**Required action**: Lines from the listing below that contain the string "mall" are to be reported.
***** Excerpted records *****
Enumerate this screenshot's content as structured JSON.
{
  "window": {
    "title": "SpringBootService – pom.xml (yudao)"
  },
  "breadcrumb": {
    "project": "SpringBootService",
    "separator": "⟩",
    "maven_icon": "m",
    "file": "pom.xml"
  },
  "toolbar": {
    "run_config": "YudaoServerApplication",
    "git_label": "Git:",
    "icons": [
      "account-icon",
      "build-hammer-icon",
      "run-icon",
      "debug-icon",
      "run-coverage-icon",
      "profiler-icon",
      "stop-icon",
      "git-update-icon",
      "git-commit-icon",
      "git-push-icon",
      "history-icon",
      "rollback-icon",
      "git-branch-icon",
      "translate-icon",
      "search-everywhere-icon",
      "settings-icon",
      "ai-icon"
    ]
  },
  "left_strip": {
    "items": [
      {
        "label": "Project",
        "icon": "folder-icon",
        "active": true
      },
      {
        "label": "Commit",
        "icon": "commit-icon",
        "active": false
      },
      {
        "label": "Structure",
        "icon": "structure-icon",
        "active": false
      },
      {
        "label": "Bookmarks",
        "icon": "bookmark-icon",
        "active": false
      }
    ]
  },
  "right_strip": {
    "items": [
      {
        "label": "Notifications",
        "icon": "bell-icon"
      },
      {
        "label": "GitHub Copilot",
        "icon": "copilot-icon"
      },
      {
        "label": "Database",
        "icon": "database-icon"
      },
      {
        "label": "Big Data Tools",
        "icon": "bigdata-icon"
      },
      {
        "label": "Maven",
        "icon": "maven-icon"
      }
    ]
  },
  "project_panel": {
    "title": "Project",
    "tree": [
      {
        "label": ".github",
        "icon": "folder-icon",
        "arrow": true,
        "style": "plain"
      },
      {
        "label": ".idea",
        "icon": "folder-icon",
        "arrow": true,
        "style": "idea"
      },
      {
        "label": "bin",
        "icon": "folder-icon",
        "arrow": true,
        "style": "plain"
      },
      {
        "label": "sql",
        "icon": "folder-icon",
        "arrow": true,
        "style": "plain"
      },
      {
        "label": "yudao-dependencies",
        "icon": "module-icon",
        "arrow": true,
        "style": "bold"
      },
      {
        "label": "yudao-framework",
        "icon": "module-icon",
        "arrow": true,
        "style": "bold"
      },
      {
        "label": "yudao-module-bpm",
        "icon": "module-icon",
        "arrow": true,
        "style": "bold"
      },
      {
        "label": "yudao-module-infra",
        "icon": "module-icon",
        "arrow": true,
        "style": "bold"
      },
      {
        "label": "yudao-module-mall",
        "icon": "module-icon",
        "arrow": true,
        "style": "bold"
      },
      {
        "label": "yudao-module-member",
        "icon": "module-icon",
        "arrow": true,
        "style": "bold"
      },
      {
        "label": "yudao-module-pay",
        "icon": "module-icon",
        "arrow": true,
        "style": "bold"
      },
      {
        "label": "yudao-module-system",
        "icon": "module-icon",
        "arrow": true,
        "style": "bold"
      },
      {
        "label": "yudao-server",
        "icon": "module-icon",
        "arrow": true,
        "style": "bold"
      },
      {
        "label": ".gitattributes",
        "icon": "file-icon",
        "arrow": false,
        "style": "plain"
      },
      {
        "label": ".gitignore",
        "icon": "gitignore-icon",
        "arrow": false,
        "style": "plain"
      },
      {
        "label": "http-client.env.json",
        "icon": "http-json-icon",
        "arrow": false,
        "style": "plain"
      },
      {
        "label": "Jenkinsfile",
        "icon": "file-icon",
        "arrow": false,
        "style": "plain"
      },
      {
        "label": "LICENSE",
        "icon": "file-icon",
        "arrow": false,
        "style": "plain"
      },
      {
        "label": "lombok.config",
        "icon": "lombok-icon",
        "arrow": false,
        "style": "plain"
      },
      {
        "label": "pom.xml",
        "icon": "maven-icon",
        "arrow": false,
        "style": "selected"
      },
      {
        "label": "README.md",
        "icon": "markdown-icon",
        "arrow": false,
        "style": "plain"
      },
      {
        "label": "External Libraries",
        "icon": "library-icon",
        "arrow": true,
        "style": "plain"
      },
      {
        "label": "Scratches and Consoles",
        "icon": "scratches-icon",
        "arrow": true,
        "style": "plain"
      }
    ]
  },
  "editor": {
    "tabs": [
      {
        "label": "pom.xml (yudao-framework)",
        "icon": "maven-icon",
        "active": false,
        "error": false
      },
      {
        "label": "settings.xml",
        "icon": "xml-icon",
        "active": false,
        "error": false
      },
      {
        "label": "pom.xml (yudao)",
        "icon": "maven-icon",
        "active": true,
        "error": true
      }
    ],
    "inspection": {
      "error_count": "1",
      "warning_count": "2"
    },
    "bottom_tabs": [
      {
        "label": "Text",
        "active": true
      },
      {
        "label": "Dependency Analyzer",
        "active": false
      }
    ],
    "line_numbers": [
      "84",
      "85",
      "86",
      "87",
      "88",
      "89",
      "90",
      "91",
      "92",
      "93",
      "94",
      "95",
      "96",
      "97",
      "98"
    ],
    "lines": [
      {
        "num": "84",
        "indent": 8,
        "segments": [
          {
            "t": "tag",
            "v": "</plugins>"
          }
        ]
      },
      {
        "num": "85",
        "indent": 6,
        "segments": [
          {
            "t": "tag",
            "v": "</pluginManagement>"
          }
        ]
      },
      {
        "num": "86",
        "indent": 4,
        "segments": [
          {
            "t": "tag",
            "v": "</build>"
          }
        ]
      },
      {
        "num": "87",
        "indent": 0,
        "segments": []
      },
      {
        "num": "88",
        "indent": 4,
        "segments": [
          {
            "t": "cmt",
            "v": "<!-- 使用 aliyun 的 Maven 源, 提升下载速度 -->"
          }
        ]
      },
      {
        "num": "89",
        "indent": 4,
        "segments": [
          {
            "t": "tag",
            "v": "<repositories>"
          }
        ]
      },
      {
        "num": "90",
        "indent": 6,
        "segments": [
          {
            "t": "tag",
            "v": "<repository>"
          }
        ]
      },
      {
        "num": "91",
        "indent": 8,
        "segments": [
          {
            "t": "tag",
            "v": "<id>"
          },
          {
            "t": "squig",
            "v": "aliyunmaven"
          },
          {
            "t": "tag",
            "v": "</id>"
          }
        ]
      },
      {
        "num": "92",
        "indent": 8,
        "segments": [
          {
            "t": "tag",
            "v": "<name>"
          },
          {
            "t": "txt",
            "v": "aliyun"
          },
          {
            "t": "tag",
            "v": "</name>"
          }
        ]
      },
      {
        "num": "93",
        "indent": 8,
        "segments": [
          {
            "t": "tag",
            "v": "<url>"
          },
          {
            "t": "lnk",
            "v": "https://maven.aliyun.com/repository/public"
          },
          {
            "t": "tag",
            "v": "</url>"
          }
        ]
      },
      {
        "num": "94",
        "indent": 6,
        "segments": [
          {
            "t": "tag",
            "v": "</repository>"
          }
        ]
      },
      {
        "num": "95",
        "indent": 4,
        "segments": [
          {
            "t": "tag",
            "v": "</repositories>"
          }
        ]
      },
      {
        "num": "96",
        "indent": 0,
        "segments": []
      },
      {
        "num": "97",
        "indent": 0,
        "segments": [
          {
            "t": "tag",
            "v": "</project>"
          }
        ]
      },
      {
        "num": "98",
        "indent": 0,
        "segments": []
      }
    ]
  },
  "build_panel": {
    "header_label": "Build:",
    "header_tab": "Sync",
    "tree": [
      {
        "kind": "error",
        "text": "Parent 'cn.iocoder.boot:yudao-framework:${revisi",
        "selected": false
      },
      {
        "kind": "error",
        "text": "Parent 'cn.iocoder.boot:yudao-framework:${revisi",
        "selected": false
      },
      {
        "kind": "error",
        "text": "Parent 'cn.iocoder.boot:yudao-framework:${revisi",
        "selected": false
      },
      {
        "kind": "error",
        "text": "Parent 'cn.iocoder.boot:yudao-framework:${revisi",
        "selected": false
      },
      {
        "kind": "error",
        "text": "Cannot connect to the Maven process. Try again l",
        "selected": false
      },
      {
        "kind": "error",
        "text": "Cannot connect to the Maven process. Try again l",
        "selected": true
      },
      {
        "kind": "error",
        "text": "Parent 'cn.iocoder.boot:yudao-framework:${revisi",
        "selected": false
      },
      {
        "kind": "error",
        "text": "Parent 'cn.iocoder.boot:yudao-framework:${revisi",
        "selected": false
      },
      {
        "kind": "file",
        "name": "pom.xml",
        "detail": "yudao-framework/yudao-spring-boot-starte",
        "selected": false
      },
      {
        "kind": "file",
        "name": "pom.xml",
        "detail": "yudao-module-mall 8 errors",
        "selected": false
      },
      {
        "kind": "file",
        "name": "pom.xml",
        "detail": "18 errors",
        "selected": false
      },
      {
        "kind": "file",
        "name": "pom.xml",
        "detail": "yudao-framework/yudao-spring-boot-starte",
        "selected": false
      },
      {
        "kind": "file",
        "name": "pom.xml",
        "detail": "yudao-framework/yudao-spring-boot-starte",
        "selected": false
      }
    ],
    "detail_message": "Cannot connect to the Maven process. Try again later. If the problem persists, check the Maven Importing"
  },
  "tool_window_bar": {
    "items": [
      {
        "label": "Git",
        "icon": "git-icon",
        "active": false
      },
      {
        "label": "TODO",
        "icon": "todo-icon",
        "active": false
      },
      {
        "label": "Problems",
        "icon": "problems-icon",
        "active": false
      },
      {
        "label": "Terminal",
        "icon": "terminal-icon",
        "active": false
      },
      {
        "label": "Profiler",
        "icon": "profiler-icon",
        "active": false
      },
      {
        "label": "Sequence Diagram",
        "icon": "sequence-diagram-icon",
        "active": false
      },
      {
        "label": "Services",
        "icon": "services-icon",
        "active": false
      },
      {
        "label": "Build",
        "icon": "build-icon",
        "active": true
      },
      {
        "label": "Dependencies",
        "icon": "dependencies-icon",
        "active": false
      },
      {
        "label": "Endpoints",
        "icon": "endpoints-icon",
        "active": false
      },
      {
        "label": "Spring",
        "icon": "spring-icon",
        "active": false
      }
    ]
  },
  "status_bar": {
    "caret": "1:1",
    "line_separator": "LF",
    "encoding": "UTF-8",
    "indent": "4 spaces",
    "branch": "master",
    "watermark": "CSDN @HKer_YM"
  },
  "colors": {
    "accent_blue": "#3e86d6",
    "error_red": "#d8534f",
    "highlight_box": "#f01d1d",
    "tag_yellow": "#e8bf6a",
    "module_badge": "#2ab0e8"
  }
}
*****
**Written solution**:
        "label": "yudao-module-mall",
        "detail": "yudao-module-mall 8 errors",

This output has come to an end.